Communication at the forefront
All of this involves an increased focus on communication. How are your employees getting job feedback? How are you delivering it? Do you require cameras to be turned on in your video conferences? Build a plan that details how you and your employees will communicate, how often you will check in, how you will measure performance and how you will resolve performance issues.
When you give performance-related feedback, follow up with your employee. Work with them to set goals or give them access to additional training or mentoring. A performance report without the tools for improvement nets nothing. Feedback should help your employees overcome issues.
That feedback should be a two-way communication. Employees should have the ability to alert you to problems, ideas or concerns easily.
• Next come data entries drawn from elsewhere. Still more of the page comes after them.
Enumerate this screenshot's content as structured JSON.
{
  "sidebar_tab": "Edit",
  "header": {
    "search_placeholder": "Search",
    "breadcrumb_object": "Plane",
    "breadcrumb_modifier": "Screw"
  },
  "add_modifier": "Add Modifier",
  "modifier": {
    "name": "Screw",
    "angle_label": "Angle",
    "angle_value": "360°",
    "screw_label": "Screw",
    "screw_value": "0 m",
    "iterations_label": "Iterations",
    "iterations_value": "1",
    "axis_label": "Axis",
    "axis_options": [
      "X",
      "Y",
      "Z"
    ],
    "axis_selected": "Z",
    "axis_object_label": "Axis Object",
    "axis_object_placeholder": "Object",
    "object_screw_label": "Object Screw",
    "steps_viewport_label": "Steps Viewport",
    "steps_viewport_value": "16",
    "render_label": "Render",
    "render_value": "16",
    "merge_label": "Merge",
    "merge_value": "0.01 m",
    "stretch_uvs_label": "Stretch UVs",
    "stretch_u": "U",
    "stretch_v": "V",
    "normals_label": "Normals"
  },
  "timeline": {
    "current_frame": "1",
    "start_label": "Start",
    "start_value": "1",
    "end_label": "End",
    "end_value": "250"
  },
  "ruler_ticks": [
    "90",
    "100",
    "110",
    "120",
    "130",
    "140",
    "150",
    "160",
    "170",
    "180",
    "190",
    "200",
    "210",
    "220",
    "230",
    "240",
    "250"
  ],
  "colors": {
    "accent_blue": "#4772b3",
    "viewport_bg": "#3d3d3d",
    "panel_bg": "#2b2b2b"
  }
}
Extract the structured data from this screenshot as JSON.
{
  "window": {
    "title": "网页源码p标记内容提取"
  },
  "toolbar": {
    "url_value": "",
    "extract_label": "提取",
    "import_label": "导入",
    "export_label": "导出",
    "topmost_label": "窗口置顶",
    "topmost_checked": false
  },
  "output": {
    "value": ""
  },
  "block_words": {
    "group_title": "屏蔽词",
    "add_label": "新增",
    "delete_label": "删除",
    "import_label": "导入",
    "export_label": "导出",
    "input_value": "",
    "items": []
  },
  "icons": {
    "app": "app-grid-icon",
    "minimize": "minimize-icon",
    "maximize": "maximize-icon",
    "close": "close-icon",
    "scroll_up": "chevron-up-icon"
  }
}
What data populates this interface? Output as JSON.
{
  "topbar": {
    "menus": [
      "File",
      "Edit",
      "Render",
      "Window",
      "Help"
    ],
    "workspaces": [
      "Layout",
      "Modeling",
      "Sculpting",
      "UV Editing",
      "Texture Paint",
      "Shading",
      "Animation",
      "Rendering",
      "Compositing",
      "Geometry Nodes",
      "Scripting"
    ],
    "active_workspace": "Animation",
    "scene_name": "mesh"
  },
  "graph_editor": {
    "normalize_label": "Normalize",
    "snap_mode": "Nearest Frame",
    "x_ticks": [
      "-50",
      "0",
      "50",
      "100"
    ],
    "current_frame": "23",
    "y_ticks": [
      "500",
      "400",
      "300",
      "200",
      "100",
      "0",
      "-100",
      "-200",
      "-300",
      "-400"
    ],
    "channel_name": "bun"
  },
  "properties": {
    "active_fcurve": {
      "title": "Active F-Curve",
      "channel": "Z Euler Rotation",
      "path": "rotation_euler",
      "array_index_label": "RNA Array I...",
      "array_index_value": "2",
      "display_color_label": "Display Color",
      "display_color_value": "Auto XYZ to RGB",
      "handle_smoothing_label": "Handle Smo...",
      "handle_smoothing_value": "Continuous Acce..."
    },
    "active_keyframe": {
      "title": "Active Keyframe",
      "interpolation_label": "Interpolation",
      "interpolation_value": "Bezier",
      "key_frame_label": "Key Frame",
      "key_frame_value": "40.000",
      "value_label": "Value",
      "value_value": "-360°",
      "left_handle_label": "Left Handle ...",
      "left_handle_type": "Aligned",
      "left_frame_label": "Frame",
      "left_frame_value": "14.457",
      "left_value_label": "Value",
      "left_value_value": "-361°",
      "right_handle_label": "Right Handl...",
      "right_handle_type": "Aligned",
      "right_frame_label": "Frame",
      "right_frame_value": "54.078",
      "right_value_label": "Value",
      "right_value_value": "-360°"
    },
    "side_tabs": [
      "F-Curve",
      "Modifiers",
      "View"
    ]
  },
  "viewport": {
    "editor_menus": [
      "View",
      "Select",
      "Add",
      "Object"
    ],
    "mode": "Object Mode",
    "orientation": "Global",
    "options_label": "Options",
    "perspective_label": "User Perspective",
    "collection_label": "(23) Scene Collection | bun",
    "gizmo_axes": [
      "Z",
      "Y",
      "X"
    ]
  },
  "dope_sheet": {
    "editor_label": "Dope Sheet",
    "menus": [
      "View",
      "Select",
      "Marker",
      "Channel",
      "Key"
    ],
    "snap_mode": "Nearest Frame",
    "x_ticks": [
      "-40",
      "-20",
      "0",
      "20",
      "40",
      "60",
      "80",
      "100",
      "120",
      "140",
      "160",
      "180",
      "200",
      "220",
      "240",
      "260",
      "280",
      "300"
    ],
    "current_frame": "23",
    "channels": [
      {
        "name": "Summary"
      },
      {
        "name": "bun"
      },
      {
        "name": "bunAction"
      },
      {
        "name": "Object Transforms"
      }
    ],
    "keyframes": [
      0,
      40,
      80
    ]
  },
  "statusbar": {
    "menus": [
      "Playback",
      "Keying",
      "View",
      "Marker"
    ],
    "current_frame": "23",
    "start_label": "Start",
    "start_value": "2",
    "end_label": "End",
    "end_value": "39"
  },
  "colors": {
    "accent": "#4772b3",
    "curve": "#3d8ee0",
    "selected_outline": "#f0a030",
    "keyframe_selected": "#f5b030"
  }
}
A clearly defined feedback loop — email, online suggestion box, even in weekly meetings — gives employees the ability to reach out instantly.
All of this additional communication means your agency management team must revamp its approach to employee engagement. Build a regular feedback loop into the workday. Check in with your employees every day in some way. Acknowledge their performance milestones, their birthdays and other events. Be accessible. Ask if they need anything. Set their success as your goal.
Today’s workforce model continues to evolve to meet employee and job seeker demands. With a heavy emphasis on flexibility and communication, the flex culture is an intentional approach that strengthens and improves your agency’s culture.
Dropping the traditional beliefs of how employees should be managed is fast becoming a necessity in order to compete in a red-hot labor market. Removing the boundaries of where employees work creates new challenges, but savvy organizations that embrace the new business model can build a healthy model for managing remote and hybrid workforces. It’s a move that can help agencies win the talent war, improve productivity and create a successful work culture that retains your best employees.